### ACTION ITEM:
Your answer should be every line of the entries that has the string "Recreate" in it.

Items from an interface collection
..............................

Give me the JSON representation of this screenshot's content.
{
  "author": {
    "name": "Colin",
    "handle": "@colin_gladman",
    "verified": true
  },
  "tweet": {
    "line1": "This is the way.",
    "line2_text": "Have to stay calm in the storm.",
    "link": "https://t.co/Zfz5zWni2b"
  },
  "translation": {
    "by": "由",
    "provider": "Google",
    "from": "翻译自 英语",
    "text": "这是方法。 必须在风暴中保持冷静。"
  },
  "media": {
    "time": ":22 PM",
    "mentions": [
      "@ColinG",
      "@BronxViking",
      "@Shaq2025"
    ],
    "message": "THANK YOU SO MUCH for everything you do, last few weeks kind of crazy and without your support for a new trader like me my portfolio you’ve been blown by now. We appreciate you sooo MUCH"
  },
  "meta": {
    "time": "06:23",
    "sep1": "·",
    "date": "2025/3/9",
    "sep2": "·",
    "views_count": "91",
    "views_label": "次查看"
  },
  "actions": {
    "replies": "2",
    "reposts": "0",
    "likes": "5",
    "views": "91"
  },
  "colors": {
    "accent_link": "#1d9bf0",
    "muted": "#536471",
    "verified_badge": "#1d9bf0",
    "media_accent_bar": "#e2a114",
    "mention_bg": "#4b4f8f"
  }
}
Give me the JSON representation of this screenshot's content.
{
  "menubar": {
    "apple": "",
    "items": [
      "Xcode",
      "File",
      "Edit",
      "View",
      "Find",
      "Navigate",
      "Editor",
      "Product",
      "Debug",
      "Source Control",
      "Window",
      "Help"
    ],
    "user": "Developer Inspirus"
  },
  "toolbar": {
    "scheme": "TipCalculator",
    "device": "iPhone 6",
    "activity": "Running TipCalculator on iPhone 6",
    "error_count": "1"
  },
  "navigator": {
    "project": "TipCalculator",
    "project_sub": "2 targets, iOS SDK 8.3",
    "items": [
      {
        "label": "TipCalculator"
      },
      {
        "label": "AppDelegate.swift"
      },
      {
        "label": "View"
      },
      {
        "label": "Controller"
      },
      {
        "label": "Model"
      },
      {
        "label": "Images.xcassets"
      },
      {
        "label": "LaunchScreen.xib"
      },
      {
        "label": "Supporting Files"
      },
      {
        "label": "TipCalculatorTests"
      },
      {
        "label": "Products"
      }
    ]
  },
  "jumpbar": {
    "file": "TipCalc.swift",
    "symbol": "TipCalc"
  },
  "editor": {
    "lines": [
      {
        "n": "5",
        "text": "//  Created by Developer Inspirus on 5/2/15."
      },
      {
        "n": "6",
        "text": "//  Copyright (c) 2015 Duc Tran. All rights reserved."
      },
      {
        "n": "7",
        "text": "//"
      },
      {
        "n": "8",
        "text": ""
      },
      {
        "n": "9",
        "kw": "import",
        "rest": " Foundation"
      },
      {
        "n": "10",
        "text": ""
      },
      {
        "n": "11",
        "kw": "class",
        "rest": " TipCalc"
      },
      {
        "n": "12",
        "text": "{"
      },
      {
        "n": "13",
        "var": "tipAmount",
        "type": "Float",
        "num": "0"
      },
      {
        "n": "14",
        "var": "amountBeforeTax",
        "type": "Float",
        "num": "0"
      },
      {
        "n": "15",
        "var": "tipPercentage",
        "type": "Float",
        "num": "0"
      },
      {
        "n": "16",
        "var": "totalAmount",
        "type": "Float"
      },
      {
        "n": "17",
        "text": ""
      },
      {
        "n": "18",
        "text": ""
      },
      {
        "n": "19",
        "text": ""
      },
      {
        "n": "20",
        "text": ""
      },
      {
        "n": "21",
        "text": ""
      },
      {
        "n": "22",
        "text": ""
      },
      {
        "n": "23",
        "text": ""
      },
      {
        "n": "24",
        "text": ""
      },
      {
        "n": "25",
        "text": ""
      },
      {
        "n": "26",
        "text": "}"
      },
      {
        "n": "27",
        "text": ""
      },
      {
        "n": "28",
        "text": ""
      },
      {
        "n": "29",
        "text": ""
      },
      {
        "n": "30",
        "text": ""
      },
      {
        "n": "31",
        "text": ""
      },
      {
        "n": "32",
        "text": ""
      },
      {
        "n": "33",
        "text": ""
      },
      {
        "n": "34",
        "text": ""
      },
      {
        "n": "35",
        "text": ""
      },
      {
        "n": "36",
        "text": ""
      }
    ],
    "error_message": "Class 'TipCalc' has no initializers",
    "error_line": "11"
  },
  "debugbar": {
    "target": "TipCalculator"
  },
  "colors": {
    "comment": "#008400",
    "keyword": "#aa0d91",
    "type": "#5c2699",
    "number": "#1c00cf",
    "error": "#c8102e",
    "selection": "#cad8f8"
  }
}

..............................

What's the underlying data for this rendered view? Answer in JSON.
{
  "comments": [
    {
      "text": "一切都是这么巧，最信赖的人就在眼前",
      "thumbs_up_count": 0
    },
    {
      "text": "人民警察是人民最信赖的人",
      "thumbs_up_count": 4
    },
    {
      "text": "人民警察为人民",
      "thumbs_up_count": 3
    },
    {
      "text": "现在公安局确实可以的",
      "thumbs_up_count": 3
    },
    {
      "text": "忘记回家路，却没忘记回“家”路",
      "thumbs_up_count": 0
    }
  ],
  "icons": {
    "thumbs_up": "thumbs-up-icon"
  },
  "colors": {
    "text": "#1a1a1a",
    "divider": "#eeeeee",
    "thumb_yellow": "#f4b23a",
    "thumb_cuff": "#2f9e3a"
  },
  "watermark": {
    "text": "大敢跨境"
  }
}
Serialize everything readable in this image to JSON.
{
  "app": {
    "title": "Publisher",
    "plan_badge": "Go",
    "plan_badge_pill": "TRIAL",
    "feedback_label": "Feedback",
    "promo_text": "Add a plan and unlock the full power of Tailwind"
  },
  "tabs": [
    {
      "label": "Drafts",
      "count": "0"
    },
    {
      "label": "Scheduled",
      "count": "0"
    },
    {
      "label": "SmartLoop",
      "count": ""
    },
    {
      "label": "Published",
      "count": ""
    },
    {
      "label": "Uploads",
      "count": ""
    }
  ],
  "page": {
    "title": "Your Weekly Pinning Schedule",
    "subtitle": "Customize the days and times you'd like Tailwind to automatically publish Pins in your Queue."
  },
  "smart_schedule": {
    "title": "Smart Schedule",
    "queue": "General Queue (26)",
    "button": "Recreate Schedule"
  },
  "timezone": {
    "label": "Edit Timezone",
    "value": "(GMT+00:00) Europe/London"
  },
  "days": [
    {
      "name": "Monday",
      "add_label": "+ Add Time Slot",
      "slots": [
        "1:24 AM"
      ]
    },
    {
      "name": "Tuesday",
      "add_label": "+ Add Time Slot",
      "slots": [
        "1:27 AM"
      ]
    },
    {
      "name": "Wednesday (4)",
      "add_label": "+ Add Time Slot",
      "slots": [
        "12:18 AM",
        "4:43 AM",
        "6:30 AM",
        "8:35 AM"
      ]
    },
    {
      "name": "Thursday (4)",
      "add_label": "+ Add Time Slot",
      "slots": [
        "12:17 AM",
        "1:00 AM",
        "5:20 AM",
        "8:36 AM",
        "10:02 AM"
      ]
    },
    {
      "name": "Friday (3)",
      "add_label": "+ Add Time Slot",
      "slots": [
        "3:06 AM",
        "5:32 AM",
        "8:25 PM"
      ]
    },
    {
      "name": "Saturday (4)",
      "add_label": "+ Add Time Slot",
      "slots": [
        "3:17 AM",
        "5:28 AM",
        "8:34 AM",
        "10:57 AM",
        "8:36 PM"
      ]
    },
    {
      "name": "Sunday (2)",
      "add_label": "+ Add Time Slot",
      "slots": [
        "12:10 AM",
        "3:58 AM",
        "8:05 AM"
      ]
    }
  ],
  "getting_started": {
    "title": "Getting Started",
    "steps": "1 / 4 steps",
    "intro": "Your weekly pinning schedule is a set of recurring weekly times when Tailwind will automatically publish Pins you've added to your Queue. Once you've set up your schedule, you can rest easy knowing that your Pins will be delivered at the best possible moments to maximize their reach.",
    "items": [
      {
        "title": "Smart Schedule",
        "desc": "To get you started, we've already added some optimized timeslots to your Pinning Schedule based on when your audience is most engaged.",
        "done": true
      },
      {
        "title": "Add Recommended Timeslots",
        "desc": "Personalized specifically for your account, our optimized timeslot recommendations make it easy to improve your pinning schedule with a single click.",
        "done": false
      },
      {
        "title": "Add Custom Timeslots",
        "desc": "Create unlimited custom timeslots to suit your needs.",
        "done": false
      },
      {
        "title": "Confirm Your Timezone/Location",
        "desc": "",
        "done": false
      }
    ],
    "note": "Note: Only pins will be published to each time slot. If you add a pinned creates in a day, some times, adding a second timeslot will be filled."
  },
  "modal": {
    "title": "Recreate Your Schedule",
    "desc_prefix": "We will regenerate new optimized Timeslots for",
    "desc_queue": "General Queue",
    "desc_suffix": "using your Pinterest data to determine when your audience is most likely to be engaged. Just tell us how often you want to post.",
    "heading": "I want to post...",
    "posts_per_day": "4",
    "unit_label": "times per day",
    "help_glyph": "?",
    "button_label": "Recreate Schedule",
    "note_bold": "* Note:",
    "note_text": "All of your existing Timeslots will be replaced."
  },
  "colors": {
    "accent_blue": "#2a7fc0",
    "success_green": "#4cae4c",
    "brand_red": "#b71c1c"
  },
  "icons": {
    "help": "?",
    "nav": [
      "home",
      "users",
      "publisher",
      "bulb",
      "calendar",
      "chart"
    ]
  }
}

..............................

### RESPONSE:
    "button": "Recreate Schedule"
    "title": "Recreate Your Schedule",
    "button_label": "Recreate Schedule",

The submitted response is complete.